it took a while for me to find my thing, and working in a field I’m so deeply affected by requires a lot of personal boundaries, but I couldn’t imagine doing anything else. Grief work and supporting others is my jam.
I picked a career and company that I was going to work for based on the health insurance they offered. It is always a question I have during the interview process. I would even find a job with a pay cut for better insurance coverage. Over 18 years of having a transplant, insurance has always been the most important thing to me. So in a way, my health impacted my career choices.
I have always as a young person wanted to work in the medical field, I was a nurse switched due to burn out ended up in the dental field. It really helped to have a little back ground in medicine during my TP.
I have always been on to “go against the grain” per se and knew that I would walk an “alternative” path. My health played a huge role in my level of self awareness and body awareness. I became a yoga teacher at age 18. I’ve always worked with children and I’m not a nature based educator for early childhood. And through my kidney journey, I have found purpose and passion in bringing all of my wisdom to serve this community as well through patient advocacy and education through science, spirituality, and holistic practices.

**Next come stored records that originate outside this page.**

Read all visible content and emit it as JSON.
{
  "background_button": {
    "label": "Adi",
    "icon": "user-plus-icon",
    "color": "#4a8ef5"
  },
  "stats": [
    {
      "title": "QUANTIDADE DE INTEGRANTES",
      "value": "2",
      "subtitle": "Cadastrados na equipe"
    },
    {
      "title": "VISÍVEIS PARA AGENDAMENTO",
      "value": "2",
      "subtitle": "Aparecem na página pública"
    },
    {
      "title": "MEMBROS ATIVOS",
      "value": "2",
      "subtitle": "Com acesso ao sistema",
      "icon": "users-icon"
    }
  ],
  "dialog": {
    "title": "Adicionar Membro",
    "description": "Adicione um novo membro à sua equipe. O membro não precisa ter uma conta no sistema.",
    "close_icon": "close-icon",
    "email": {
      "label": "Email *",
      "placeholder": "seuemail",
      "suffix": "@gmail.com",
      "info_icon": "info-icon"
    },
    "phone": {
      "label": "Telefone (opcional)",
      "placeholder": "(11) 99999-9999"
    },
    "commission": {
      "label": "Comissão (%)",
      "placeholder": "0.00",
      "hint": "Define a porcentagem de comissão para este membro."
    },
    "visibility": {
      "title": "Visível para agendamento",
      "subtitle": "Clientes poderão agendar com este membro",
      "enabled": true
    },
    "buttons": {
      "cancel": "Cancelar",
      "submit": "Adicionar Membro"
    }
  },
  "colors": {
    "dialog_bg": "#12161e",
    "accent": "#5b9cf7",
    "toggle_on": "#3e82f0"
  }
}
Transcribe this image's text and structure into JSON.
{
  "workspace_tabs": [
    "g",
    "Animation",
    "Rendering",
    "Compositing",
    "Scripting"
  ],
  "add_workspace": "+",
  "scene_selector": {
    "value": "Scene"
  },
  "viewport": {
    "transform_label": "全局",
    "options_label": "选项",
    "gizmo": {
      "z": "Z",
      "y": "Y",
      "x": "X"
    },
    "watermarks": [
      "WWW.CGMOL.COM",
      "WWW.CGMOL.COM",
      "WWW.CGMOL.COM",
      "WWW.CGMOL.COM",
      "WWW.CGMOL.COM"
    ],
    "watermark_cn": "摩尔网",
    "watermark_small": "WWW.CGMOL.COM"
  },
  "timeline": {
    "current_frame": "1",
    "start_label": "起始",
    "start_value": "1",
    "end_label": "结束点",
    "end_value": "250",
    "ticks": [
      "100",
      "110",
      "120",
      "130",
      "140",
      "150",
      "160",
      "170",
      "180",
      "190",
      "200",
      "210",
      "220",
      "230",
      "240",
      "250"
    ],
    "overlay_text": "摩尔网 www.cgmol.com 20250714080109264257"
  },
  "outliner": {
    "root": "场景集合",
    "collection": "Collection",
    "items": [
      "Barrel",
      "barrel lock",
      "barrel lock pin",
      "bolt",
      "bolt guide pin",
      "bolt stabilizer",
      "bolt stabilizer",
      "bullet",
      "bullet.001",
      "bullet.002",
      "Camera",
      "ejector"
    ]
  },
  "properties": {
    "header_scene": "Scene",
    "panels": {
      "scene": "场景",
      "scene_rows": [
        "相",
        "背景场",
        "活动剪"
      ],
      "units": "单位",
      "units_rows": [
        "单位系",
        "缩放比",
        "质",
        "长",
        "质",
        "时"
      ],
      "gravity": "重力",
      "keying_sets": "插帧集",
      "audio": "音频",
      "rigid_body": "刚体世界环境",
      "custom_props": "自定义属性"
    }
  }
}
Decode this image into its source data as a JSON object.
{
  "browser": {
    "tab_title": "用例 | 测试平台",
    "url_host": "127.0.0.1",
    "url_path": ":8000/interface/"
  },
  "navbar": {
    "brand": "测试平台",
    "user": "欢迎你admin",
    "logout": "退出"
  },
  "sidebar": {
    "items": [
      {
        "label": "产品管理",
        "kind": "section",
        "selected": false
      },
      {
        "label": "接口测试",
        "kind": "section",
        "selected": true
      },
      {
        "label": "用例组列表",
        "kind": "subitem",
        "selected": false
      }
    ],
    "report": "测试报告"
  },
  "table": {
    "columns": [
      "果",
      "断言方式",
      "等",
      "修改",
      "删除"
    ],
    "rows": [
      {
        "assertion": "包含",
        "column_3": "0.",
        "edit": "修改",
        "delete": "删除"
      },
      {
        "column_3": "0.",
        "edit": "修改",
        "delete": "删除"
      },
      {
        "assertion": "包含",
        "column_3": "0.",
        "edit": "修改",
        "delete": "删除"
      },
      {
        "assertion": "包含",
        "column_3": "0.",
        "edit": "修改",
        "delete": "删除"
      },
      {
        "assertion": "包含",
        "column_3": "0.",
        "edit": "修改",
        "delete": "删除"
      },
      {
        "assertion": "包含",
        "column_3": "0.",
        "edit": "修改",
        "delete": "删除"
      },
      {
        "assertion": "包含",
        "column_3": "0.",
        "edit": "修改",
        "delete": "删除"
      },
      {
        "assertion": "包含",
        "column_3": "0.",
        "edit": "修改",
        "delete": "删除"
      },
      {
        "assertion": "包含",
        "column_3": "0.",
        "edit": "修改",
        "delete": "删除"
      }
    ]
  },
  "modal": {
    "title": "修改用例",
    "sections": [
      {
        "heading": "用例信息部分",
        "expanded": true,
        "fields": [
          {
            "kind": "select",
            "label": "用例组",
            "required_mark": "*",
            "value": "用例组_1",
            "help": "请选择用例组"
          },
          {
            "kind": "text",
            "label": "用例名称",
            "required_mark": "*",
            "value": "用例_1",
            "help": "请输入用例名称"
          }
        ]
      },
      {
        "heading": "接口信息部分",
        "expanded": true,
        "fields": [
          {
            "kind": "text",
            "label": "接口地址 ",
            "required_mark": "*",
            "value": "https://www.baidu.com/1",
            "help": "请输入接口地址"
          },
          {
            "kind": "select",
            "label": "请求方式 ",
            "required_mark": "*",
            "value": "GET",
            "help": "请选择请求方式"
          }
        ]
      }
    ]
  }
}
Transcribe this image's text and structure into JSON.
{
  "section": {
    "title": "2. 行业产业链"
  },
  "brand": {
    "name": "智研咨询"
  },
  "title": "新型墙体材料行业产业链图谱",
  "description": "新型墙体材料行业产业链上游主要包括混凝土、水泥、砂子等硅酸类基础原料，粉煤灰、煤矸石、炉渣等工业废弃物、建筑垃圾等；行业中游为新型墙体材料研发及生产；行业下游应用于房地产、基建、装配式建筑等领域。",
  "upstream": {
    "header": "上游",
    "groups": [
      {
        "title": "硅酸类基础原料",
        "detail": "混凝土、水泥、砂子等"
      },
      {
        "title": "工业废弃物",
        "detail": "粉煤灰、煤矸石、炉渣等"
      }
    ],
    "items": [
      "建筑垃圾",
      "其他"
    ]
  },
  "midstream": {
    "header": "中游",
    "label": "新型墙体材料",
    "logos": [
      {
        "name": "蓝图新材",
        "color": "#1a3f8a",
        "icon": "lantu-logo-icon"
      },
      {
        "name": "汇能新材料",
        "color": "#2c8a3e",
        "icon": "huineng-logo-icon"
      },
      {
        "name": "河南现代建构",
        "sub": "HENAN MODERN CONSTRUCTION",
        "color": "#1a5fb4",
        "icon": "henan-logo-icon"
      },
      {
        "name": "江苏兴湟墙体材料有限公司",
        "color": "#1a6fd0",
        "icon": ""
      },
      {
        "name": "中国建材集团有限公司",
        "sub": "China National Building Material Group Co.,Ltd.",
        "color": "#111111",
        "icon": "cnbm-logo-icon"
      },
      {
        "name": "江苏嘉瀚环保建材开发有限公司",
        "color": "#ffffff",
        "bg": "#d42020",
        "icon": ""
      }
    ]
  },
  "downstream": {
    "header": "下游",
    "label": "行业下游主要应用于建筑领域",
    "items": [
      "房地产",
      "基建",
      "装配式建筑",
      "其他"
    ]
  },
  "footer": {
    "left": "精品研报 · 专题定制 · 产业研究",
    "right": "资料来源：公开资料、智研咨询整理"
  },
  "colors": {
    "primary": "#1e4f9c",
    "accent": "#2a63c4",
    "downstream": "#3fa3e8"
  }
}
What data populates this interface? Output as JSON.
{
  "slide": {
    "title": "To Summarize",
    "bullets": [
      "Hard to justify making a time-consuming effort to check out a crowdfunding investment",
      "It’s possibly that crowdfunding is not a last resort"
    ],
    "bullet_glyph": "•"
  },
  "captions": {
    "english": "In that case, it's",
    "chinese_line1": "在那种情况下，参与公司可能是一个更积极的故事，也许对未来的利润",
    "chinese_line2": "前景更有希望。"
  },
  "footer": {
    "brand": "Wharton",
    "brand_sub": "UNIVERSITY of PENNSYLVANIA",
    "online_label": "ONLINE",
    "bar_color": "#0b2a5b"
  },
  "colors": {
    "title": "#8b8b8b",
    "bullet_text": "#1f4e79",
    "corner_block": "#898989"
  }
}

I was always interested in science and disease - a strange obsession as young girl but I was fascinated by why people got sick and how they stayed healthy. My t1d diagnosis 34 years ago solidified that interest and drove me to medical school and then also pursuing a PhD. So yes - my work is driven by my disease and my passions overlap. However, sometimes it is so very hard to live through the hurdles I have overcome again and again and again, through other people and thus reliving them.
What an interesting question. The decision to have time flexibility in my career has been essential and directly influenced by kidney disease and diabetes. The heavily overworked US job culture is by-and-large to work at the expense of your personal time and health. This is unsustainable for us with chronic disease/transplant. So I was nudged into a career which allows me to primarily use my brain instead of my body and is forgiving for days/hours/minutes needed to care for my health. Receiving the selfless gift of transplant also colors my daily work in creating something deeply meaningful and helpful for others. So for me, medical history shapes the path!
Such a great question, I feel like due to my medical condition I was able to find my calling. My kidney disease gave me the opportunity to work and educate patients about this awful disease. Before I got sick I knew I always wanted to help people and help them live their best lives.